--- TO DO ---
Exactly and in full, give the records again.

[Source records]
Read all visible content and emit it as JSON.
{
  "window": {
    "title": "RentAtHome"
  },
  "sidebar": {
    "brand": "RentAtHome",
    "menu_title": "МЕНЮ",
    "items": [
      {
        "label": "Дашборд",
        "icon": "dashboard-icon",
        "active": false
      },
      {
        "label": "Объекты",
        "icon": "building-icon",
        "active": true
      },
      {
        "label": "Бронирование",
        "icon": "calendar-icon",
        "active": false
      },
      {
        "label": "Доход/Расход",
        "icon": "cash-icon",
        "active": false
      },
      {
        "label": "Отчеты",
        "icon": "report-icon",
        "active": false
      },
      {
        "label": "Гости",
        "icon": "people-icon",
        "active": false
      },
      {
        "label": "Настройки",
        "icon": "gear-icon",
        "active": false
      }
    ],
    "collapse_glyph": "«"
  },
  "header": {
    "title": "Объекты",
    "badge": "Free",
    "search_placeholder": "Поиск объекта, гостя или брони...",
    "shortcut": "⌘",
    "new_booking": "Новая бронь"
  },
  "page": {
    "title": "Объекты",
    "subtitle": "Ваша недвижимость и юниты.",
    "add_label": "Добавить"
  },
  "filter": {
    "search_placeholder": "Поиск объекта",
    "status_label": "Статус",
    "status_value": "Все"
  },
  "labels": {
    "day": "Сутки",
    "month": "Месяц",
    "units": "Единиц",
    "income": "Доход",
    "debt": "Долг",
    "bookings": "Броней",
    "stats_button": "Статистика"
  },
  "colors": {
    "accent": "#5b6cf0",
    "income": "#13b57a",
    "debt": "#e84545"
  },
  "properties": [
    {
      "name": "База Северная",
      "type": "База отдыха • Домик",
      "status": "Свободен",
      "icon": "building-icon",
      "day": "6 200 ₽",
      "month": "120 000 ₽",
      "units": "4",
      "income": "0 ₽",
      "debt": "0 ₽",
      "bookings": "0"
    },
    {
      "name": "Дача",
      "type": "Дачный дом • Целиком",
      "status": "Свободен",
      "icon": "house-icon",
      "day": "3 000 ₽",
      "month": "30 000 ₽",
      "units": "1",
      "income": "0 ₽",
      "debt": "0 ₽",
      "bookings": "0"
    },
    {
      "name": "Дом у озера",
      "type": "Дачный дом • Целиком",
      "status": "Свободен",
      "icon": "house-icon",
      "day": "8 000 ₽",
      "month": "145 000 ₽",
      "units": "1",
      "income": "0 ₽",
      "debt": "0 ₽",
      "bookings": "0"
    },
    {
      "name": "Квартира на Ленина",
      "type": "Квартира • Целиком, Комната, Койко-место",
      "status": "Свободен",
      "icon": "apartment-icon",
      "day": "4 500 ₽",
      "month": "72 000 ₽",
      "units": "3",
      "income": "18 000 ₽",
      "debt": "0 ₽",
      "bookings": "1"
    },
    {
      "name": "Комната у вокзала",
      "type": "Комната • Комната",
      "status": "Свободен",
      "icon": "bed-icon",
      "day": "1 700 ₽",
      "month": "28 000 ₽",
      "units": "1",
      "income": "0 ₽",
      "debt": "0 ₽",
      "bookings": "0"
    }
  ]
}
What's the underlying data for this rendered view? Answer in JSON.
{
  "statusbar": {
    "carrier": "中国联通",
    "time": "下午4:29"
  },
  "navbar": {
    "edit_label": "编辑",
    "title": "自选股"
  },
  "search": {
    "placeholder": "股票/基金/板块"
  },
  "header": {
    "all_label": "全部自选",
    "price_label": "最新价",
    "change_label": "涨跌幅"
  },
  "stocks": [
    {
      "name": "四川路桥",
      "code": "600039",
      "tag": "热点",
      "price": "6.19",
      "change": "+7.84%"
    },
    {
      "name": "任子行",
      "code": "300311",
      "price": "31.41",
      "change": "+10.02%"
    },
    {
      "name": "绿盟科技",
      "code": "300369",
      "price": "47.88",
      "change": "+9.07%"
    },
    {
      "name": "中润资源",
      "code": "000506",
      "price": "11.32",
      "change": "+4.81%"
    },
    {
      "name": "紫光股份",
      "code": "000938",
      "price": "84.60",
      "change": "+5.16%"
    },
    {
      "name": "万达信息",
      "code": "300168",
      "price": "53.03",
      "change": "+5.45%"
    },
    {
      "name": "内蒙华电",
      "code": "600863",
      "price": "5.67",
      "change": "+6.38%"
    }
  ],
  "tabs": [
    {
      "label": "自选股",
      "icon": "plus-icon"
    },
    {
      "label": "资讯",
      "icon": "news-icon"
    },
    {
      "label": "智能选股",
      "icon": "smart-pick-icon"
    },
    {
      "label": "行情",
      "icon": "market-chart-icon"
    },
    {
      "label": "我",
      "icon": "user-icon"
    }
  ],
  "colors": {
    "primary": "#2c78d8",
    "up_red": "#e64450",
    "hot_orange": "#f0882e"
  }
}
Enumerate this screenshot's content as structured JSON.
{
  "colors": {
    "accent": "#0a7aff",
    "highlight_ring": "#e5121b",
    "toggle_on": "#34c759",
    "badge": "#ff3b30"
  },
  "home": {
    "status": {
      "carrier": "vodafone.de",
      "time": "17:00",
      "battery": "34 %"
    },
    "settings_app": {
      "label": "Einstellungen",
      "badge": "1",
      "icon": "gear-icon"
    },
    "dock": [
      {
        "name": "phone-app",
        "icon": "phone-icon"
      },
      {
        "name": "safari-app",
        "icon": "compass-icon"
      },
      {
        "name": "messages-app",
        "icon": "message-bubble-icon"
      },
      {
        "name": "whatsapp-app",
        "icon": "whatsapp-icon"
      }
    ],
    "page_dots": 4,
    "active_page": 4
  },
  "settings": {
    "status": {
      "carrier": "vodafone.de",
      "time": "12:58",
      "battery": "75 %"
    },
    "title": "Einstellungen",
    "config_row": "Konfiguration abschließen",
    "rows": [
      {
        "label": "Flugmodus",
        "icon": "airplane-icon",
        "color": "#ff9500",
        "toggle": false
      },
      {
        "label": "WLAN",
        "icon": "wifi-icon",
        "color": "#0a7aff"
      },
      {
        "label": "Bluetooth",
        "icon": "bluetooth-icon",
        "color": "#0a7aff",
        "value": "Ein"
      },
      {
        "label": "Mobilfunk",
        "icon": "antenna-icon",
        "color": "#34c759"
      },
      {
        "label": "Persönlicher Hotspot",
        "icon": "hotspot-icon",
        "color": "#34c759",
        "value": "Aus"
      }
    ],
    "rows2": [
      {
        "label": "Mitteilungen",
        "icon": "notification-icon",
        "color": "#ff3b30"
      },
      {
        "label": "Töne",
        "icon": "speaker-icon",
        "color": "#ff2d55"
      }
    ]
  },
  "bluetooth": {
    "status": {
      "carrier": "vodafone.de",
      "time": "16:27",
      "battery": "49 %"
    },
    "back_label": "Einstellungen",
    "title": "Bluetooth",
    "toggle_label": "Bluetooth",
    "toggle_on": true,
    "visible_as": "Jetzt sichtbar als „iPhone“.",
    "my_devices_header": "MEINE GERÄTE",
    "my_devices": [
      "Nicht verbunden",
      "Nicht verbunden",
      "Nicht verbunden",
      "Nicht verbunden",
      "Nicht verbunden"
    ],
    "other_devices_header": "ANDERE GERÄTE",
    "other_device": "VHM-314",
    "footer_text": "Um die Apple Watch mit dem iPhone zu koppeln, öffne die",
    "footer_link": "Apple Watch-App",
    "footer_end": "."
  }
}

--- SOLUTION TO THIS EXERCISE ---
Read all visible content and emit it as JSON.
{
  "window": {
    "title": "RentAtHome"
  },
  "sidebar": {
    "brand": "RentAtHome",
    "menu_title": "МЕНЮ",
    "items": [
      {
        "label": "Дашборд",
        "icon": "dashboard-icon",
        "active": false
      },
      {
        "label": "Объекты",
        "icon": "building-icon",
        "active": true
      },
      {
        "label": "Бронирование",
        "icon": "calendar-icon",
        "active": false
      },
      {
        "label": "Доход/Расход",
        "icon": "cash-icon",
        "active": false
      },
      {
        "label": "Отчеты",
        "icon": "report-icon",
        "active": false
      },
      {
        "label": "Гости",
        "icon": "people-icon",
        "active": false
      },
      {
        "label": "Настройки",
        "icon": "gear-icon",
        "active": false
      }
    ],
    "collapse_glyph": "«"
  },
  "header": {
    "title": "Объекты",
    "badge": "Free",
    "search_placeholder": "Поиск объекта, гостя или брони...",
    "shortcut": "⌘",
    "new_booking": "Новая бронь"
  },
  "page": {
    "title": "Объекты",
    "subtitle": "Ваша недвижимость и юниты.",
    "add_label": "Добавить"
  },
  "filter": {
    "search_placeholder": "Поиск объекта",
    "status_label": "Статус",
    "status_value": "Все"
  },
  "labels": {
    "day": "Сутки",
    "month": "Месяц",
    "units": "Единиц",
    "income": "Доход",
    "debt": "Долг",
    "bookings": "Броней",
    "stats_button": "Статистика"
  },
  "colors": {
    "accent": "#5b6cf0",
    "income": "#13b57a",
    "debt": "#e84545"
  },
  "properties": [
    {
      "name": "База Северная",
      "type": "База отдыха • Домик",
      "status": "Свободен",
      "icon": "building-icon",
      "day": "6 200 ₽",
      "month": "120 000 ₽",
      "units": "4",
      "income": "0 ₽",
      "debt": "0 ₽",
      "bookings": "0"
    },
    {
      "name": "Дача",
      "type": "Дачный дом • Целиком",
      "status": "Свободен",
      "icon": "house-icon",
      "day": "3 000 ₽",
      "month": "30 000 ₽",
      "units": "1",
      "income": "0 ₽",
      "debt": "0 ₽",
      "bookings": "0"
    },
    {
      "name": "Дом у озера",
      "type": "Дачный дом • Целиком",
      "status": "Свободен",
      "icon": "house-icon",
      "day": "8 000 ₽",
      "month": "145 000 ₽",
      "units": "1",
      "income": "0 ₽",
      "debt": "0 ₽",
      "bookings": "0"
    },
    {
      "name": "Квартира на Ленина",
      "type": "Квартира • Целиком, Комната, Койко-место",
      "status": "Свободен",
      "icon": "apartment-icon",
      "day": "4 500 ₽",
      "month": "72 000 ₽",
      "units": "3",
      "income": "18 000 ₽",
      "debt": "0 ₽",
      "bookings": "1"
    },
    {
      "name": "Комната у вокзала",
      "type": "Комната • Комната",
      "status": "Свободен",
      "icon": "bed-icon",
      "day": "1 700 ₽",
      "month": "28 000 ₽",
      "units": "1",
      "income": "0 ₽",
      "debt": "0 ₽",
      "bookings": "0"
    }
  ]
}
What's the underlying data for this rendered view? Answer in JSON.
{
  "statusbar": {
    "carrier": "中国联通",
    "time": "下午4:29"
  },
  "navbar": {
    "edit_label": "编辑",
    "title": "自选股"
  },
  "search": {
    "placeholder": "股票/基金/板块"
  },
  "header": {
    "all_label": "全部自选",
    "price_label": "最新价",
    "change_label": "涨跌幅"
  },
  "stocks": [
    {
      "name": "四川路桥",
      "code": "600039",
      "tag": "热点",
      "price": "6.19",
      "change": "+7.84%"
    },
    {
      "name": "任子行",
      "code": "300311",
      "price": "31.41",
      "change": "+10.02%"
    },
    {
      "name": "绿盟科技",
      "code": "300369",
      "price": "47.88",
      "change": "+9.07%"
    },
    {
      "name": "中润资源",
      "code": "000506",
      "price": "11.32",
      "change": "+4.81%"
    },
    {
      "name": "紫光股份",
      "code": "000938",
      "price": "84.60",
      "change": "+5.16%"
    },
    {
      "name": "万达信息",
      "code": "300168",
      "price": "53.03",
      "change": "+5.45%"
    },
    {
      "name": "内蒙华电",
      "code": "600863",
      "price": "5.67",
      "change": "+6.38%"
    }
  ],
  "tabs": [
    {
      "label": "自选股",
      "icon": "plus-icon"
    },
    {
      "label": "资讯",
      "icon": "news-icon"
    },
    {
      "label": "智能选股",
      "icon": "smart-pick-icon"
    },
    {
      "label": "行情",
      "icon": "market-chart-icon"
    },
    {
      "label": "我",
      "icon": "user-icon"
    }
  ],
  "colors": {
    "primary": "#2c78d8",
    "up_red": "#e64450",
    "hot_orange": "#f0882e"
  }
}
Enumerate this screenshot's content as structured JSON.
{
  "colors": {
    "accent": "#0a7aff",
    "highlight_ring": "#e5121b",
    "toggle_on": "#34c759",
    "badge": "#ff3b30"
  },
  "home": {
    "status": {
      "carrier": "vodafone.de",
      "time": "17:00",
      "battery": "34 %"
    },
    "settings_app": {
      "label": "Einstellungen",
      "badge": "1",
      "icon": "gear-icon"
    },
    "dock": [
      {
        "name": "phone-app",
        "icon": "phone-icon"
      },
      {
        "name": "safari-app",
        "icon": "compass-icon"
      },
      {
        "name": "messages-app",
        "icon": "message-bubble-icon"
      },
      {
        "name": "whatsapp-app",
        "icon": "whatsapp-icon"
      }
    ],
    "page_dots": 4,
    "active_page": 4
  },
  "settings": {
    "status": {
      "carrier": "vodafone.de",
      "time": "12:58",
      "battery": "75 %"
    },
    "title": "Einstellungen",
    "config_row": "Konfiguration abschließen",
    "rows": [
      {
        "label": "Flugmodus",
        "icon": "airplane-icon",
        "color": "#ff9500",
        "toggle": false
      },
      {
        "label": "WLAN",
        "icon": "wifi-icon",
        "color": "#0a7aff"
      },
      {
        "label": "Bluetooth",
        "icon": "bluetooth-icon",
        "color": "#0a7aff",
        "value": "Ein"
      },
      {
        "label": "Mobilfunk",
        "icon": "antenna-icon",
        "color": "#34c759"
      },
      {
        "label": "Persönlicher Hotspot",
        "icon": "hotspot-icon",
        "color": "#34c759",
        "value": "Aus"
      }
    ],
    "rows2": [
      {
        "label": "Mitteilungen",
        "icon": "notification-icon",
        "color": "#ff3b30"
      },
      {
        "label": "Töne",
        "icon": "speaker-icon",
        "color": "#ff2d55"
      }
    ]
  },
  "bluetooth": {
    "status": {
      "carrier": "vodafone.de",
      "time": "16:27",
      "battery": "49 %"
    },
    "back_label": "Einstellungen",
    "title": "Bluetooth",
    "toggle_label": "Bluetooth",
    "toggle_on": true,
    "visible_as": "Jetzt sichtbar als „iPhone“.",
    "my_devices_header": "MEINE GERÄTE",
    "my_devices": [
      "Nicht verbunden",
      "Nicht verbunden",
      "Nicht verbunden",
      "Nicht verbunden",
      "Nicht verbunden"
    ],
    "other_devices_header": "ANDERE GERÄTE",
    "other_device": "VHM-314",
    "footer_text": "Um die Apple Watch mit dem iPhone zu koppeln, öffne die",
    "footer_link": "Apple Watch-App",
    "footer_end": "."
  }
}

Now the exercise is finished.